--- Task prompt ---
All records that follow are to be copied exactly, with images omitted.

───── Extracted records

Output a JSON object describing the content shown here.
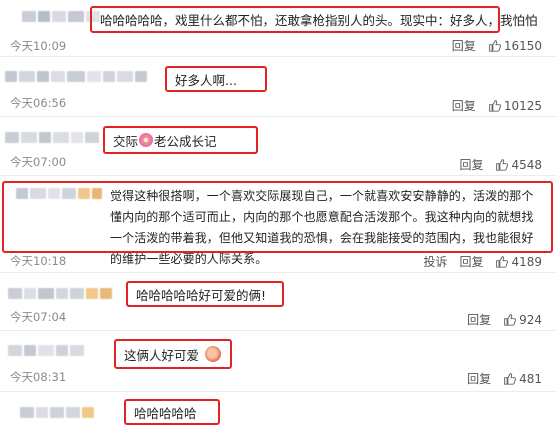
{
  "ui": {
    "reply_label": "回复",
    "report_label": "投诉"
  },
  "comments": [
    {
      "text": "哈哈哈哈哈，戏里什么都不怕，还敢拿枪指别人的头。现实中：好多人，我怕怕",
      "time": "今天10:09",
      "likes": "16150"
    },
    {
      "text": "好多人啊...",
      "time": "今天06:56",
      "likes": "10125"
    },
    {
      "text_before": "交际",
      "emoji": "flower-icon",
      "text_after": "老公成长记",
      "time": "今天07:00",
      "likes": "4548"
    },
    {
      "text": "觉得这种很搭啊，一个喜欢交际展现自己，一个就喜欢安安静静的，活泼的那个懂内向的那个适可而止，内向的那个也愿意配合活泼那个。我这种内向的就想找一个活泼的带着我，但他又知道我的恐惧，会在我能接受的范围内，我也能很好的维护一些必要的人际关系。",
      "time": "今天10:18",
      "likes": "4189"
    },
    {
      "text": "哈哈哈哈哈好可爱的俩!",
      "time": "今天07:04",
      "likes": "924"
    },
    {
      "text": "这俩人好可爱",
      "emoji": "blush-face-icon",
      "time": "今天08:31",
      "likes": "481"
    },
    {
      "text": "哈哈哈哈哈"
    }
  ]
}
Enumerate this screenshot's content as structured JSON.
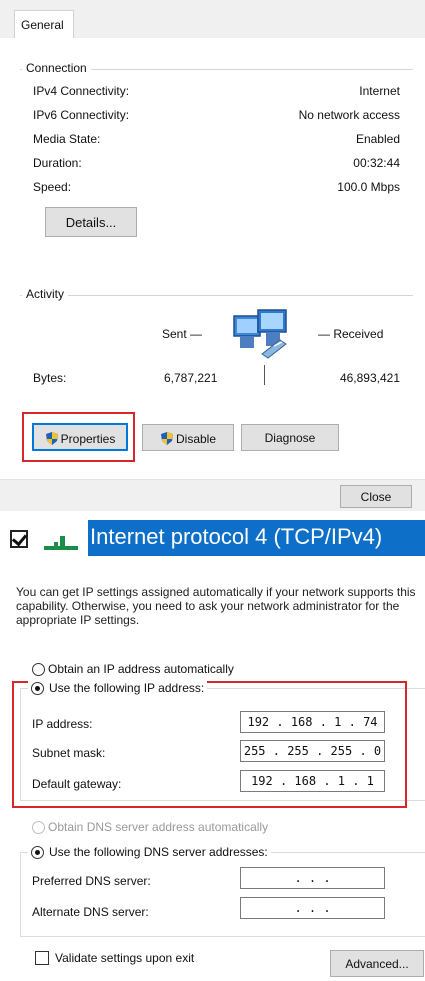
{
  "status_dialog": {
    "tab_general": "General",
    "connection_label": "Connection",
    "rows": [
      {
        "label": "IPv4 Connectivity:",
        "value": "Internet"
      },
      {
        "label": "IPv6 Connectivity:",
        "value": "No network access"
      },
      {
        "label": "Media State:",
        "value": "Enabled"
      },
      {
        "label": "Duration:",
        "value": "00:32:44"
      },
      {
        "label": "Speed:",
        "value": "100.0 Mbps"
      }
    ],
    "details_button": "Details...",
    "activity_label": "Activity",
    "sent_label": "Sent —",
    "received_label": "— Received",
    "bytes_label": "Bytes:",
    "bytes_sent": "6,787,221",
    "bytes_received": "46,893,421",
    "properties_button": "Properties",
    "disable_button": "Disable",
    "diagnose_button": "Diagnose",
    "close_button": "Close"
  },
  "protocol_item": {
    "checked": true,
    "label": "Internet protocol 4 (TCP/IPv4)"
  },
  "ipv4_dialog": {
    "description": "You can get IP settings assigned automatically if your network supports this capability. Otherwise, you need to ask your network administrator for the appropriate IP settings.",
    "obtain_ip_auto": "Obtain an IP address automatically",
    "use_following_ip": "Use the following IP address:",
    "ip_address_label": "IP address:",
    "ip_address_value": "192 . 168 .  1  . 74",
    "subnet_mask_label": "Subnet mask:",
    "subnet_mask_value": "255 . 255 . 255 .  0",
    "default_gateway_label": "Default gateway:",
    "default_gateway_value": "192 . 168 .  1  .  1",
    "obtain_dns_auto": "Obtain DNS server address automatically",
    "use_following_dns": "Use the following DNS server addresses:",
    "preferred_dns_label": "Preferred DNS server:",
    "preferred_dns_value": ".      .      .",
    "alternate_dns_label": "Alternate DNS server:",
    "alternate_dns_value": ".      .      .",
    "validate_label": "Validate settings upon exit",
    "advanced_button": "Advanced..."
  },
  "colors": {
    "highlight_red": "#d8262b",
    "protocol_blue": "#0d6fc7"
  }
}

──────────

--- Response box ---
Output a JSON object describing the content shown here.
{
  "ui": {
    "reply_label": "回复",
    "report_label": "投诉"
  },
  "comments": [
    {
      "text": "哈哈哈哈哈，戏里什么都不怕，还敢拿枪指别人的头。现实中：好多人，我怕怕",
      "time": "今天10:09",
      "likes": "16150"
    },
    {
      "text": "好多人啊...",
      "time": "今天06:56",
      "likes": "10125"
    },
    {
      "text_before": "交际",
      "emoji": "flower-icon",
      "text_after": "老公成长记",
      "time": "今天07:00",
      "likes": "4548"
    },
    {
      "text": "觉得这种很搭啊，一个喜欢交际展现自己，一个就喜欢安安静静的，活泼的那个懂内向的那个适可而止，内向的那个也愿意配合活泼那个。我这种内向的就想找一个活泼的带着我，但他又知道我的恐惧，会在我能接受的范围内，我也能很好的维护一些必要的人际关系。",
      "time": "今天10:18",
      "likes": "4189"
    },
    {
      "text": "哈哈哈哈哈好可爱的俩!",
      "time": "今天07:04",
      "likes": "924"
    },
    {
      "text": "这俩人好可爱",
      "emoji": "blush-face-icon",
      "time": "今天08:31",
      "likes": "481"
    },
    {
      "text": "哈哈哈哈哈"
    }
  ]
}
Enumerate this screenshot's content as structured JSON.
{
  "status_dialog": {
    "tab_general": "General",
    "connection_label": "Connection",
    "rows": [
      {
        "label": "IPv4 Connectivity:",
        "value": "Internet"
      },
      {
        "label": "IPv6 Connectivity:",
        "value": "No network access"
      },
      {
        "label": "Media State:",
        "value": "Enabled"
      },
      {
        "label": "Duration:",
        "value": "00:32:44"
      },
      {
        "label": "Speed:",
        "value": "100.0 Mbps"
      }
    ],
    "details_button": "Details...",
    "activity_label": "Activity",
    "sent_label": "Sent —",
    "received_label": "— Received",
    "bytes_label": "Bytes:",
    "bytes_sent": "6,787,221",
    "bytes_received": "46,893,421",
    "properties_button": "Properties",
    "disable_button": "Disable",
    "diagnose_button": "Diagnose",
    "close_button": "Close"
  },
  "protocol_item": {
    "checked": true,
    "label": "Internet protocol 4 (TCP/IPv4)"
  },
  "ipv4_dialog": {
    "description": "You can get IP settings assigned automatically if your network supports this capability. Otherwise, you need to ask your network administrator for the appropriate IP settings.",
    "obtain_ip_auto": "Obtain an IP address automatically",
    "use_following_ip": "Use the following IP address:",
    "ip_address_label": "IP address:",
    "ip_address_value": "192 . 168 .  1  . 74",
    "subnet_mask_label": "Subnet mask:",
    "subnet_mask_value": "255 . 255 . 255 .  0",
    "default_gateway_label": "Default gateway:",
    "default_gateway_value": "192 . 168 .  1  .  1",
    "obtain_dns_auto": "Obtain DNS server address automatically",
    "use_following_dns": "Use the following DNS server addresses:",
    "preferred_dns_label": "Preferred DNS server:",
    "preferred_dns_value": ".      .      .",
    "alternate_dns_label": "Alternate DNS server:",
    "alternate_dns_value": ".      .      .",
    "validate_label": "Validate settings upon exit",
    "advanced_button": "Advanced..."
  },
  "colors": {
    "highlight_red": "#d8262b",
    "protocol_blue": "#0d6fc7"
  }
}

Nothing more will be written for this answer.